In the Commons, live poetry readings took place between classes. It seemed as if everyone was talking about International Women’s Day. Every professor focused their lecture around it, and many of my friends’ host parents gave them small presents or chocolate to celebrate. During one of my class breaks, I went to a cafe with some friends and our waiter congratulated us on “our day.” The city was buzzing with excitement. I had never experienced anything like it in the United States.
After talking about International Women’s Day with my host parents, I realized why there is such a drastic difference between the way it is celebrated in the U.S. and here in Chile. In Chile, women are severely disadvantaged compared to their male counterparts. There is a giant stigma against women due to the conservative, Catholic history of the country. Women are expected to stay at home, cook, clean, and take after the family. While divorce is technically legal in Chile, the law wasn’t passed until 2004, and divorced women are still looked down upon. For this reason, International Women’s Day is a huge milestone— not just because it celebrates the advancement of women’s rights, but because it acknowledges how much further there is to go.
Little did I know that later in the day, I would experience a reminder firsthand. After leaving a club in the evening, I was sexually harassed by a stranger as I walked home with my friends. Thankfully, I was able to get out of the situation quickly and safely— but it was a stark reminder to me that our work is not done in fighting for male and female rights and equality. It was also a wake-up call that sexual abuse and harassment happen all over the world, in every environment— at fraternity parties, on the streets, in the workplace, and even within relationships.
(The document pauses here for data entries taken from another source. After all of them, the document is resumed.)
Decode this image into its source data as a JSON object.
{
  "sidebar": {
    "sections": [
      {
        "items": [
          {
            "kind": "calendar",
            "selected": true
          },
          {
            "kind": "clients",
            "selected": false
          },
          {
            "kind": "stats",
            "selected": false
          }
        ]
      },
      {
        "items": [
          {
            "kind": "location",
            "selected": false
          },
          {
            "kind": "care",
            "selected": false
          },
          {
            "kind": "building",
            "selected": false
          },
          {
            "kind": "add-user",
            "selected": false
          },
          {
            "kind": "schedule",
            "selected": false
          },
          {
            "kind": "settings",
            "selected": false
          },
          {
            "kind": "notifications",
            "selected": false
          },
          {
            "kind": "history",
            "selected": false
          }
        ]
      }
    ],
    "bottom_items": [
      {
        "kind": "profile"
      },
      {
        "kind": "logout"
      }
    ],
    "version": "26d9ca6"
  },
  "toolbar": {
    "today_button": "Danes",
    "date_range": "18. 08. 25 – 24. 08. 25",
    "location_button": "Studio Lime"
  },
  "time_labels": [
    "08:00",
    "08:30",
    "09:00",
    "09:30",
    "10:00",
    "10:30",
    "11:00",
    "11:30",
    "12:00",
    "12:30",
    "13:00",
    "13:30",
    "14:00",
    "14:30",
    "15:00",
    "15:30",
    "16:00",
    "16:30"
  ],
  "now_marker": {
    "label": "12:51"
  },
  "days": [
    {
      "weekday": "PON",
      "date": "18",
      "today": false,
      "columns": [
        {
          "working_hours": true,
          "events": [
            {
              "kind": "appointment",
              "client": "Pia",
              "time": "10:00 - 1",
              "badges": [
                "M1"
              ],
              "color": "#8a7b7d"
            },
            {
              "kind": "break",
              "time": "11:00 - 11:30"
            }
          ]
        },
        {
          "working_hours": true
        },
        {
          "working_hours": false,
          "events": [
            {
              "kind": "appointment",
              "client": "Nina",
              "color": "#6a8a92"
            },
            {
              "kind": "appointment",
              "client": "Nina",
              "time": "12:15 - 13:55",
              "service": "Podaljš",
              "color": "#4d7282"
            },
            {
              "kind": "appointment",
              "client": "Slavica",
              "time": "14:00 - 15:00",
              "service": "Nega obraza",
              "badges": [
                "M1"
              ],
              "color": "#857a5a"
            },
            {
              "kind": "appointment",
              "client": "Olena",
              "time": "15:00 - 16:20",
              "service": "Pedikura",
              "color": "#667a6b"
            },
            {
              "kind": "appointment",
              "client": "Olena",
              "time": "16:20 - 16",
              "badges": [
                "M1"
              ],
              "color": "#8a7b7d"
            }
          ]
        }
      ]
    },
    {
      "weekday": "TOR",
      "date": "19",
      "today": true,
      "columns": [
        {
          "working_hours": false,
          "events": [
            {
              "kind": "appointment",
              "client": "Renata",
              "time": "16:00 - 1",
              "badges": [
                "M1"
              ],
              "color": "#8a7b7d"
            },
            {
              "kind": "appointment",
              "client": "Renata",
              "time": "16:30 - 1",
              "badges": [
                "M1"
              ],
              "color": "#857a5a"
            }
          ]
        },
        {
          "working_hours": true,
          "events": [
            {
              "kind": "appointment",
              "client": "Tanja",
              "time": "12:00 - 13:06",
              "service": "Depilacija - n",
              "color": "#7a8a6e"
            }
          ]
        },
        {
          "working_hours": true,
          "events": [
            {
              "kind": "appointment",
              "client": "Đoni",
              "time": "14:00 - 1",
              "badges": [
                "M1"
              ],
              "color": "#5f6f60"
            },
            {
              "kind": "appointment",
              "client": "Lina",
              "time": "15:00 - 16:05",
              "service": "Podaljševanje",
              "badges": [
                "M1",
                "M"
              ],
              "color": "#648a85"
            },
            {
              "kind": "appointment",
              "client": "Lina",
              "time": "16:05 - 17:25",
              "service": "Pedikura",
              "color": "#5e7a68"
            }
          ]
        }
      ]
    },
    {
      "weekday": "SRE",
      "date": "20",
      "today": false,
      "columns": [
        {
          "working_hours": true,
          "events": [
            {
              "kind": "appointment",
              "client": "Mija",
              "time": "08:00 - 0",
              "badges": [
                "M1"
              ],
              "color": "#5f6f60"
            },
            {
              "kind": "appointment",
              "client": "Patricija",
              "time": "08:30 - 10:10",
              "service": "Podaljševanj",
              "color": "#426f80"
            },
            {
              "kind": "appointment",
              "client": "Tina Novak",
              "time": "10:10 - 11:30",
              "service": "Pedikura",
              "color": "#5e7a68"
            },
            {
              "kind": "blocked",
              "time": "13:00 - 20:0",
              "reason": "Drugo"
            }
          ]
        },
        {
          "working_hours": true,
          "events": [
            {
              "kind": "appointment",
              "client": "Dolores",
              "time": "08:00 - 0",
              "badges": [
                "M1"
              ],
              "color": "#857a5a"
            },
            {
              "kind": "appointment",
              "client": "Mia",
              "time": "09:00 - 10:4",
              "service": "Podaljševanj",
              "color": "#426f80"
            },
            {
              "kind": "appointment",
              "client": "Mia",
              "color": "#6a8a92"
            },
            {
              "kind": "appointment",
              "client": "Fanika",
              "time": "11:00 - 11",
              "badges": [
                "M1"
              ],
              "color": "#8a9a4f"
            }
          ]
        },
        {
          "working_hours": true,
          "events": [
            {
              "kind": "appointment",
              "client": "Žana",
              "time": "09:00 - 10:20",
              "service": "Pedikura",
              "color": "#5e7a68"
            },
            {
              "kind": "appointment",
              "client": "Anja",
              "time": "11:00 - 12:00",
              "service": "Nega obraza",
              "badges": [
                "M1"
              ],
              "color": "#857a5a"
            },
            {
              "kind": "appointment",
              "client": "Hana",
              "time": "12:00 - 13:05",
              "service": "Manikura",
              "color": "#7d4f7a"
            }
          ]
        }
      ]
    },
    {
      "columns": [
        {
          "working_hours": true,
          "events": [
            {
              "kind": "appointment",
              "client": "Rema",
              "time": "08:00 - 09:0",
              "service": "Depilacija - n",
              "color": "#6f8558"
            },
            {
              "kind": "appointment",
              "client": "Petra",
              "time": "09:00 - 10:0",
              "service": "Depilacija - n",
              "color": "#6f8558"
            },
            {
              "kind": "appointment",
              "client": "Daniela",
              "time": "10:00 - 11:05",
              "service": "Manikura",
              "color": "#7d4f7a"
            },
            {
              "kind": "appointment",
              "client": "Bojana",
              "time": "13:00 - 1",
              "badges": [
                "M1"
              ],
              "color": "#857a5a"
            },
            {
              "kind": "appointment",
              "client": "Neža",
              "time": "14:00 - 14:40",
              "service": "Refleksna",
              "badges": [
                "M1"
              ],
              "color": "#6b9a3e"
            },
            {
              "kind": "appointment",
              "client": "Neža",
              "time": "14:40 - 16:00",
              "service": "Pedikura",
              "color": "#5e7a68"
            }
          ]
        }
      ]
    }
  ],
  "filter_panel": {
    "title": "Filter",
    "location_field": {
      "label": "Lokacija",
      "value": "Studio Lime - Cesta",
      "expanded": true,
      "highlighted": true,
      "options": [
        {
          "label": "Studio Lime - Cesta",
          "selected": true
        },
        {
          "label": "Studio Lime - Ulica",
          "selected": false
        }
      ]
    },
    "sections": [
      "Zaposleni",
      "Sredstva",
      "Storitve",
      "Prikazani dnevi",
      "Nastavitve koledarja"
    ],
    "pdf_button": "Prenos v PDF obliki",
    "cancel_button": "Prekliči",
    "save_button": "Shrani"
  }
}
The most we can do is call attention to the situation and demand every day for equality.
Experiencing International Women’s Day in Chile gave me hope that the world is heading in a positive direction. Feeling the energy on the streets and seeing the smiles of other women as they walked by made me realize that if every day were treated as International Women’s Day, we would see huge strides in female equality.